University of Florida Health researchers have secured a five-year, $19 million grant to develop a novel treatment for stimulant use disorder. The oral therapy drug could become the first medication available to treat stimulant use disorders that include cocaine, methamphetamine and prescription stimulants.
The National Institutes of Health and the National Institute on Drug Abuse awarded the grant to advance the molecule SBS-518 into a human clinical trials through their Helping to End Addiction Long-term, or HEAL, program. The compound was developed in the lab of Chris McCurdy, Ph.D., a professor of medicinal chemistry and the Frank A. Duckworth Eminent Scholar Chair in the UF College of Pharmacy.
Preliminary studies have shown SBS-518 to be among the first compounds to successfully target sigma proteins and the dopamine transporter — key components of the brain that regulate how stimulants affect the body. In animal studies, the compound blocks stimulant-induced rise in dopamine in the brain as well as the surge in dopamine that occurs with self-administration of cocaine and methamphetamine.
The dopamine transporter has long been an elusive target for researchers looking for new ways to treat substance abuse. McCurdy said national funding agencies made significant investments to identify new molecules that would block cocaine and other stimulants from binding to target sites in the body where drugs take effect, but these efforts were largely ineffective and failed to produce any FDA-approved treatments. The emergence of SBS-518 provides strong early evidence that an effective medication is possible.

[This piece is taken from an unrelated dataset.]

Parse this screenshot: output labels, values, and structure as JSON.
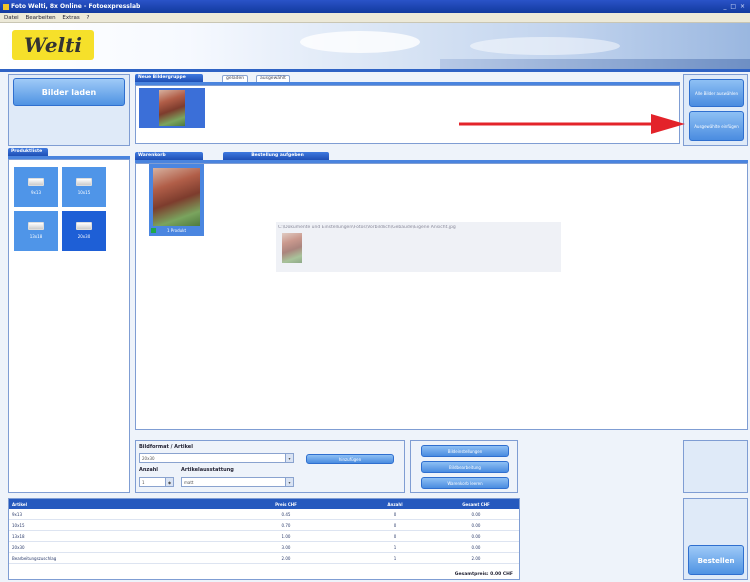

“There is no FDA-approved treatment available for stimulant use disorders,” McCurdy said. “It’s an unmet medical need in this country and across the globe. With this grant, we are taking the first step in developing an eventual arsenal of drugs that could reduce stimulant use disorders.”
The annual National Survey on Drug Use and Health found that in 2021, some 4.5 million Americans 12 and older had a stimulant use disorder of cocaine, methamphetamine or prescription stimulants.
In the first two years of the study, McCurdy’s lab will work to convert the compound into a clinical oral drug candidate. The final three years will involve toxicity studies and preparing the drug for a clinical trial. McCurdy directs UF’s Translational Drug Development Core, which is located in the Clinical and Translational Science Institute. The core will work to take the compound from the lab to clinical studies.
“It’s promising research because we are examining a new set of molecular targets that have not been explored before in detail,” McCurdy said. “If we can develop an oral therapy that blocks the effects of stimulants like cocaine and methamphetamine, then we have a real opportunity to improve the quality of life for those seeking treatment for these use disorders.”
Sparian Biosciences, a clinical-stage biopharmaceutical company based in New York, will assist as an industry partner for the research. UF College of Pharmacy researchers Jay McLaughlin, Ph.D., a professor of pharmacodynamics; Brandon Warren, Ph.D., M.S., an assistant professor of pharmacodynamics; and Abhisheak Sharma, Ph.D., M.Pharm., an assistant professor of pharmaceutics, are co-investigators of the study.